Regional ice distributors say that's ridiculous. "It's not for one person to decide how it's going to be used, it is a food product and it's sold as a food product to be consumed and it should be held to the same standards as other producers," Salter said.
So why isn't someone looking into this? We called the Georgia Department of Agriculture which regulates food products in Georgia, which told us liquor stores fall under the Department of Revenue.
But guess what? The Department of Revenue says the Ag Department must oversee stores packaging ice in bags of five pounds or more. So we went back to the The Department of Agriculture, and this time, Commissioner Tommy Irvin says that if the liquor stores are unlicensed, they are breaking the law.

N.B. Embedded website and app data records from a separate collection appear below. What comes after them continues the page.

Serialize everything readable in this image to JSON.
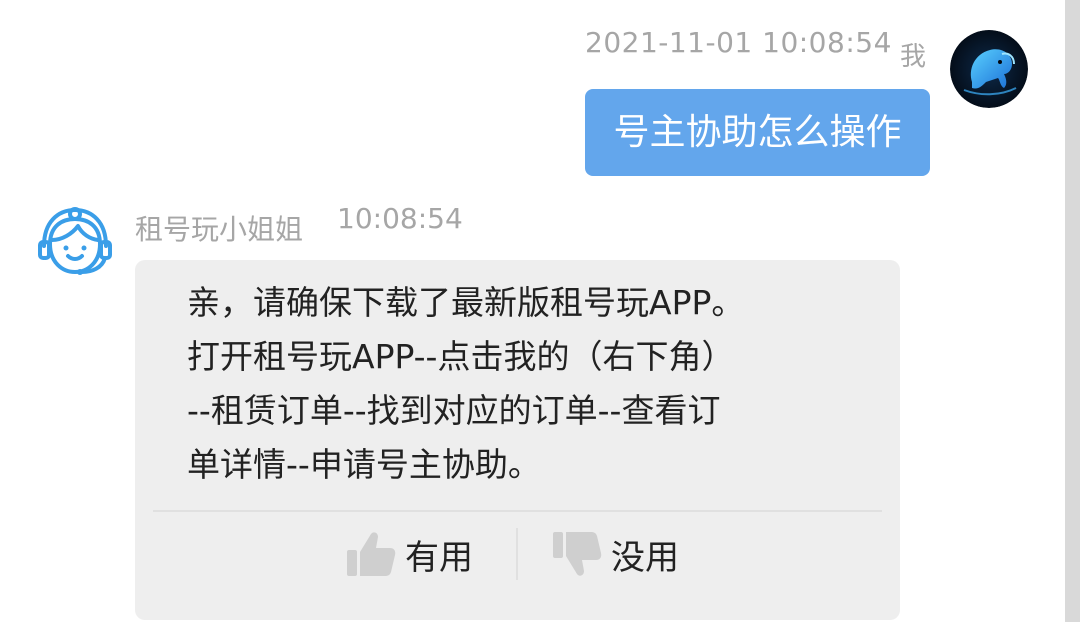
{
  "outgoing": {
    "timestamp": "2021-11-01 10:08:54",
    "sender_label": "我",
    "message": "号主协助怎么操作"
  },
  "incoming": {
    "agent_name": "租号玩小姐姐",
    "time": "10:08:54",
    "lines": [
      "亲，请确保下载了最新版租号玩APP。",
      "打开租号玩APP--点击我的（右下角）",
      "--租赁订单--找到对应的订单--查看订",
      "单详情--申请号主协助。"
    ],
    "feedback": {
      "useful_label": "有用",
      "useless_label": "没用"
    }
  },
  "icons": {
    "user_avatar": "elephant-logo-icon",
    "agent_avatar": "customer-service-headset-icon",
    "useful": "thumbs-up-icon",
    "useless": "thumbs-down-icon"
  },
  "colors": {
    "outgoing_bubble": "#63a6ec",
    "incoming_bubble": "#eeeeee",
    "agent_icon": "#3a9ee8",
    "meta_text": "#a6a6a6"
  }
}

"They're not licensed by us, and so if they're bagging ice and selling it, well they would need to obtain a license from us," Irvin says.
It's a law no one is enforcing and larger ice distributors want that to change.
"I think it's important for the public to be aware that some people are held to higher standards than others," Salter said.
But Liquor store managers say regulations will come with a cost. "If you add more regulation it's just going to cost the consumer more money," Watts said.
Ice distributors are lobbying state lawmakers to impose more consistent standards, but until and unless that happens, you may just be using dirty ice.
As a result of our investigation, Ag Commissioner Tommy Irvin says his inspectors will require the three businesses to either get licenses or stop bagging ice.
We think this is an industry wide problem, and questioned why more inspections wouldn't be made. The Department told us it has too few inspectors to police everyone.